President Uchtdorf: White House Invitation a Credit to the Church
Contributed By By R. Scott Lloyd, Church News staff writer
- The invitation to the White House is a sign of the maturity of the Church.
- The Church supports a responsible and common-sense approach to immigration reform based on Christian values.
“The Church is well recognized by this administration as a power for good and a group with moral values. These things are so important for the nation. I think it’s a wonderful thing that a Church representative was invited.” —President Dieter F. Uchtdorf of the First Presidency
In what he sees as another sign of the maturity of the Church, President Dieter F. Uchtdorf was among Christian leaders from throughout the nation welcomed by U.S. President Barack Obama to the White House in Washington, D.C., for the fifth annual Easter prayer breakfast April 14, marking the beginning of Holy Week.
The next day President Uchtdorf, Second Counselor in the First Presidency, was among six religious leaders invited to the Oval Office for a discussion with President Obama on the subject of immigration reform.
President Uchtdorf represented the First Presidency at the Easter prayer breakfast by assignment of President Thomas S. Monson. He described the breakfast as an “intimate” gathering involving fewer than 100 religious leaders.
It was remarkable to see the U.S. chief executive “preach to the preachers and quote scriptures,” President Uchtdorf said. “You could see he knows the scriptures and he uses them wisely.”
In his remarks at the breakfast, President Obama said, “This Easter week, of course we recognize that there’s a lot of pain and a lot of sin and a lot of tragedy in this world, but we’re also overwhelmed by the grace of an awesome God. We’re reminded how He loves us so deeply that He gave His Only Begotten Son so that we might live through Him. And in these holy days, we recall all that Jesus endured for us—the scorn of the crowds and the pain of the crucifixion; in our Christian religious tradition we celebrate the glory of the Resurrection—all so that we might be forgiven of our sins and granted everlasting life.”
The meeting on immigration marked the second time President Uchtdorf has been to the White House to discuss the topic. On March 8, 2013, he and 13 other faith leaders met with President Obama at the White House. This time, there were only six invitees.
“It’s a credit to the Church, definitely,” said President Uchtdorf during an interview in his office after his return from Washington. “The Church is well recognized by this administration as a power for good and a group with moral values. These things are so important for the nation. I think it’s a wonderful thing that a Church representative was invited.”
After the meeting, the Church issued this statement:
“In 2011 the Church publicly endorsed the principles of the Utah Compact as a responsible approach to dealing with the complex issue of immigration reform.
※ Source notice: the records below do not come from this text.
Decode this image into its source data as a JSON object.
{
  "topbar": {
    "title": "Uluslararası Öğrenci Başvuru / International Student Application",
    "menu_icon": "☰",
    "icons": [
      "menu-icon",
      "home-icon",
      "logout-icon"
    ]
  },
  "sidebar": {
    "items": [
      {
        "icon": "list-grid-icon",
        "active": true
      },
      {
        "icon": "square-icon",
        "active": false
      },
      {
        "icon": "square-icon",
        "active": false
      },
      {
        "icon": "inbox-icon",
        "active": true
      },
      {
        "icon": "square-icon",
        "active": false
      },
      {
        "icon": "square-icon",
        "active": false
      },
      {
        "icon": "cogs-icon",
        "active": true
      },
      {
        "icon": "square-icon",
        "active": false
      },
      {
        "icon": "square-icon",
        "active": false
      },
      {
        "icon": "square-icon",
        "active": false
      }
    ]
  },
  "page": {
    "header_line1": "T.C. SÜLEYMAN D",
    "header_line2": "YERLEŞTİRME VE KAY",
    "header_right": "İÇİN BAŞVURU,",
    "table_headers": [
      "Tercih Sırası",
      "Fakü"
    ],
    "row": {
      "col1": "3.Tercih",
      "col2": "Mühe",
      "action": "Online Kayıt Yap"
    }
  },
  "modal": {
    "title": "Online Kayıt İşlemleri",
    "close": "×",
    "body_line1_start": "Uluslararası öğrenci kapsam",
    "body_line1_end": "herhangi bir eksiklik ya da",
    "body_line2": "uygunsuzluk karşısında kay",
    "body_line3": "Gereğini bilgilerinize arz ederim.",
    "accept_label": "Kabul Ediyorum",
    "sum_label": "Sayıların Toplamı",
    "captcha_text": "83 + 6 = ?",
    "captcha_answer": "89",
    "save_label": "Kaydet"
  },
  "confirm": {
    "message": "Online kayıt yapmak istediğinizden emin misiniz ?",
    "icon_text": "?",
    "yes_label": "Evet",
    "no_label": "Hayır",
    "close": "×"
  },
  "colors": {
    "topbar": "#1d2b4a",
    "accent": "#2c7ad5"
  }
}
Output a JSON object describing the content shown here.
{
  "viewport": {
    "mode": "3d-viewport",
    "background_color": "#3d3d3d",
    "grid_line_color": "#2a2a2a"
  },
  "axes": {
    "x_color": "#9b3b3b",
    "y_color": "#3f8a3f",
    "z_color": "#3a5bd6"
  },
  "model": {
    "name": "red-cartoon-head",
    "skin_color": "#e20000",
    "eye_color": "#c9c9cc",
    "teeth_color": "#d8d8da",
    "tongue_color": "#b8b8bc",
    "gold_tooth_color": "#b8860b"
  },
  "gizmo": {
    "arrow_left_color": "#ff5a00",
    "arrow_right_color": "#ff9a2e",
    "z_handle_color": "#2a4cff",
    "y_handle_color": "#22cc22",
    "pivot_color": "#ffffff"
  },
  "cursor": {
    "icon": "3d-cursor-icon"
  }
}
The foundational principles on which the Church’s position is based are:
“We follow Jesus Christ by loving our neighbors. The meaning of ‘neighbor’ includes all of God’s children in all places at all times.
“We recognize an ever-present need to strengthen families. Families are meant to be together. Forced separation of working parents from their children weakens families and damages society.
“We acknowledge that every nation has the right to enforce its laws and secure its borders. All persons subject to a nation’s laws are accountable for their acts in relation to them.”
“It’s great that the president is doing this,” President Uchtdorf said of the meeting. “We don’t agree with him on every topic, but the Church supports a responsible and common-sense approach to immigration reform based on Christian values.”
President Uchtdorf acknowledged that the occasion has significance for him, given his background. He was a refugee twice, first from Czechoslovakia to East Germany, then from East Germany to West Germany.
“I can relate to people who come from other countries to a new nation and who are in the process of finding a new home,” he said.
He would have been content, he said, to remain in his homeland of Germany and to help build the kingdom of God there, but his call from the Lord brought him to the United States. He now has dual citizenship in the United States and Germany.
“In the process, I learned how difficult it is,” he said of obtaining citizenship.
Besides President Uchtdorf, invitees at the meeting on immigration were Dr. Russell Moore, Southern Baptist Convention, Nashville, Tennessee; JoAnne Lyon, general superintendent, the Wesleyan Church; Dr. Noel Castellanos, CEO, CCDA, Chicago, Illinois; Suzii Paynter, executive coordinator, Cooperative Baptist Fellowship, Atlanta, Georgia; and Luis Cortes, president, Esperanza.